MENTION ‘CHIPPENDALE’ and folk sit up, yawns are stifled and eyes widen. He is, of course, the doyen of English furniture designers and cabinetmakers.
Working in London from the mid-18th Century, Thomas Chippendale stamped his style on English design, and his Gentleman and Cabinet-Maker’s Director of 1754 ensured his furniture was copied by manufacturers across Britain and beyond. A year later Chippendale set up his permanent workshop in St Martin’s Lane, from where he was able to service the aristocratic and wealthy residents of the expanding west end.
Thanks to his influential Director, and the fact that little extant furniture is directly attributable to the master himself, high-end objects are often ‘attributed’ to Chippendale.
So to The Pedestal auction company’s sale of furniture at Moor Park Mansion, Hertfordshire on March 14.
One of the highlights was a George III mahogany kneehole dressing table, attributed to Thomas Chippendale.
This elegant little piece had a rectangular moulded top above a flame-figured frieze drawer enclosing seven divisions.
The recessed kneehole had a panelled door enclosing a shaped shelf, flanked by three short drawers to each side, each with dangly handles. All the above sat snugly on ogee bracket feet and came in at 38 inches wide, 22in deep and 32in high.

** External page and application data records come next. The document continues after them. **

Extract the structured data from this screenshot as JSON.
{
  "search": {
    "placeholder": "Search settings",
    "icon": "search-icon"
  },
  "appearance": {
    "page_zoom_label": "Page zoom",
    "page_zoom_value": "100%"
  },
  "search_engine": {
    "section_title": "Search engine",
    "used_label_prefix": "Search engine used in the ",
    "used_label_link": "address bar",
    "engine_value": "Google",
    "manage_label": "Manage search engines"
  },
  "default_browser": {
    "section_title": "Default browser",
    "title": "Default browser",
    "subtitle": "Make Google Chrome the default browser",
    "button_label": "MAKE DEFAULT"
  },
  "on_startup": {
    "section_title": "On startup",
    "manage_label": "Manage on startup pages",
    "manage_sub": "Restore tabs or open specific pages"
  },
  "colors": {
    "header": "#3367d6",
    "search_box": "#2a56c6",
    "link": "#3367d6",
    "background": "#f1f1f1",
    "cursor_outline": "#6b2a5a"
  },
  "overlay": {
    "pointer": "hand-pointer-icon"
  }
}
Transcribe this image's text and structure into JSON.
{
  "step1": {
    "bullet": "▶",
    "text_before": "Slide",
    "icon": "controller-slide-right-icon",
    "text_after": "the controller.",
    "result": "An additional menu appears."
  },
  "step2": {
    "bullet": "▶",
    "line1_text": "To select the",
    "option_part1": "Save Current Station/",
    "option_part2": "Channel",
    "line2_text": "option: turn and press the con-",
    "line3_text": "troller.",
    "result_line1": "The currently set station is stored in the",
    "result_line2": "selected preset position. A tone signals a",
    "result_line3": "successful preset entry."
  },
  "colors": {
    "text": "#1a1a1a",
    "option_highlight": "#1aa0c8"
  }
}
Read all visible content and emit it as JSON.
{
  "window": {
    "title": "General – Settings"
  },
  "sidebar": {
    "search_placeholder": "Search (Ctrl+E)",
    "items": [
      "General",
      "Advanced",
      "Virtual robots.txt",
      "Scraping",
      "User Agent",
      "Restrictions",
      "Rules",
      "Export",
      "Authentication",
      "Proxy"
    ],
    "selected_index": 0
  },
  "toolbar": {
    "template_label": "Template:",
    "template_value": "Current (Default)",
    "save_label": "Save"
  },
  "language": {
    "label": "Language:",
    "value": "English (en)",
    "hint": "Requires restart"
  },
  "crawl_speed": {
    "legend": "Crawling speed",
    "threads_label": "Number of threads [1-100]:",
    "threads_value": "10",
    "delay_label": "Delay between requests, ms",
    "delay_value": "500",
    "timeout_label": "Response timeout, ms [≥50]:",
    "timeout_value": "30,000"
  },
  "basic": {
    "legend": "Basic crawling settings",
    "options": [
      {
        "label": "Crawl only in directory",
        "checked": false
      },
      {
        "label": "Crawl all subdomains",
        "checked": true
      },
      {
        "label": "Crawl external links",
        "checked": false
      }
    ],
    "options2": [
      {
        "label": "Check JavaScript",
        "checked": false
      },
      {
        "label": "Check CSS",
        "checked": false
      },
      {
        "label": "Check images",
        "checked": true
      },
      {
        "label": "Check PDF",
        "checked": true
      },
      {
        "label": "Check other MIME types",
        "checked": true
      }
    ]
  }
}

The dressing table was provenanced to the late Hon Mrs Bruce (1921-2012), wife of the late Hon Bernard Bruce, the only son of the 9th Earl of Elgin, 13th Earl of Kincardine. The Bruces lived in Culross Abbey House, some seven miles west of Dunfermline, now considered to be one of the earliest classical buildings in Scotland.
The dressing table can be closely compared with a George III mahogany ‘buroe’ table by Thomas Chippendale supplied c1760 to Ninian Home for Paxton House, Berwickshire, at a cost of £6.12s. This appeared at Christie’s in London in May 2003, where it sold for a thumping £77,675, including premium.
A comparable George III mahogany kneehole desk, again attributed to Chippendale, was sold by Christie’s in January, 2009 for £16,250.
Even with half of the preceding 28 lots failing to find a buyer and being passed, the £1000-£1500 estimate on the Chippendale piece seemed deeply conservative. It duly sold for a more respectable £4000.